"""

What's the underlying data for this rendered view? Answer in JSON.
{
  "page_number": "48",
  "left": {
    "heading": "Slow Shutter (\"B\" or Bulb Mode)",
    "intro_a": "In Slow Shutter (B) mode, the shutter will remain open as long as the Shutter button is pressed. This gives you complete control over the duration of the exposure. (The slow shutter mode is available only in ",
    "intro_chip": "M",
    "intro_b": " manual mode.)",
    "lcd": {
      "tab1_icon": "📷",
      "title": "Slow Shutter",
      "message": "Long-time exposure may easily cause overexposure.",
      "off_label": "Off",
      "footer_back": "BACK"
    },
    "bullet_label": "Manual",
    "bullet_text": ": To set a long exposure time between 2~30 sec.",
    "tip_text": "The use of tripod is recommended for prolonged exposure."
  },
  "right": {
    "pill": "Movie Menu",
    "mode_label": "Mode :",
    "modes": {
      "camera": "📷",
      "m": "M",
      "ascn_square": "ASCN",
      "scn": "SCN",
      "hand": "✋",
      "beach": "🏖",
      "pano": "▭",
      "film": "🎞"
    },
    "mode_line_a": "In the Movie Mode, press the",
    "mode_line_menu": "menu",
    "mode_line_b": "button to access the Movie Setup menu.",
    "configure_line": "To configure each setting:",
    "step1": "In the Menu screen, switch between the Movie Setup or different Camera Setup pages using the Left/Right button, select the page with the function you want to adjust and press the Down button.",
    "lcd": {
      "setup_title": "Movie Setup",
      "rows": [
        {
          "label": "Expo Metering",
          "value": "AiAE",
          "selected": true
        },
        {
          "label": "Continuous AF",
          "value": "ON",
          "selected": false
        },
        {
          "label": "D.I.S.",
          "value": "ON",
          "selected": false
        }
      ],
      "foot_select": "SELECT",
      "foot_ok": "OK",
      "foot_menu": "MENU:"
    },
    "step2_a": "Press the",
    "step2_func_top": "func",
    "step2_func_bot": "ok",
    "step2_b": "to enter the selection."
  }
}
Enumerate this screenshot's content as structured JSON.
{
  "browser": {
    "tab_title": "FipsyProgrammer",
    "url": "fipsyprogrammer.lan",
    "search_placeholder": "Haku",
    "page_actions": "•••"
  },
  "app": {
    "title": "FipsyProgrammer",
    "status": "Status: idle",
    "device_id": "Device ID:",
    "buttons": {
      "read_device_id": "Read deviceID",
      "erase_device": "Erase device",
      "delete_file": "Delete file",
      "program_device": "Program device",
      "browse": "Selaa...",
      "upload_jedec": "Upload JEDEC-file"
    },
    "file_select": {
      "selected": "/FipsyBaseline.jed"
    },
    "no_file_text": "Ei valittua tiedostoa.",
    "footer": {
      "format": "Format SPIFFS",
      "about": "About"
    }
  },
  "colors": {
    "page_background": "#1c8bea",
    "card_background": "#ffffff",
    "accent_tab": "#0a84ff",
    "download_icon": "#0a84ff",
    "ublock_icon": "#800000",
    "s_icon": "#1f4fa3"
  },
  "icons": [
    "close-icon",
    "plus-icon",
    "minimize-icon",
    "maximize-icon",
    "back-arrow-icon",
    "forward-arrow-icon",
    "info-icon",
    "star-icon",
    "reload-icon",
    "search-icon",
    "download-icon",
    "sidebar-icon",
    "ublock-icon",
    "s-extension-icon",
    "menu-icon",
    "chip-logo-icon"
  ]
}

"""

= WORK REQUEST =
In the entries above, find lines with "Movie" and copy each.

= SOLUTION FOR THIS EXERCISE =
    "pill": "Movie Menu",
    "mode_line_a": "In the Movie Mode, press the",
    "mode_line_b": "button to access the Movie Setup menu.",
    "step1": "In the Menu screen, switch between the Movie Setup or different Camera Setup pages using the Left/Right button, select the page with the function you want to adjust and press the Down button.",
      "setup_title": "Movie Setup",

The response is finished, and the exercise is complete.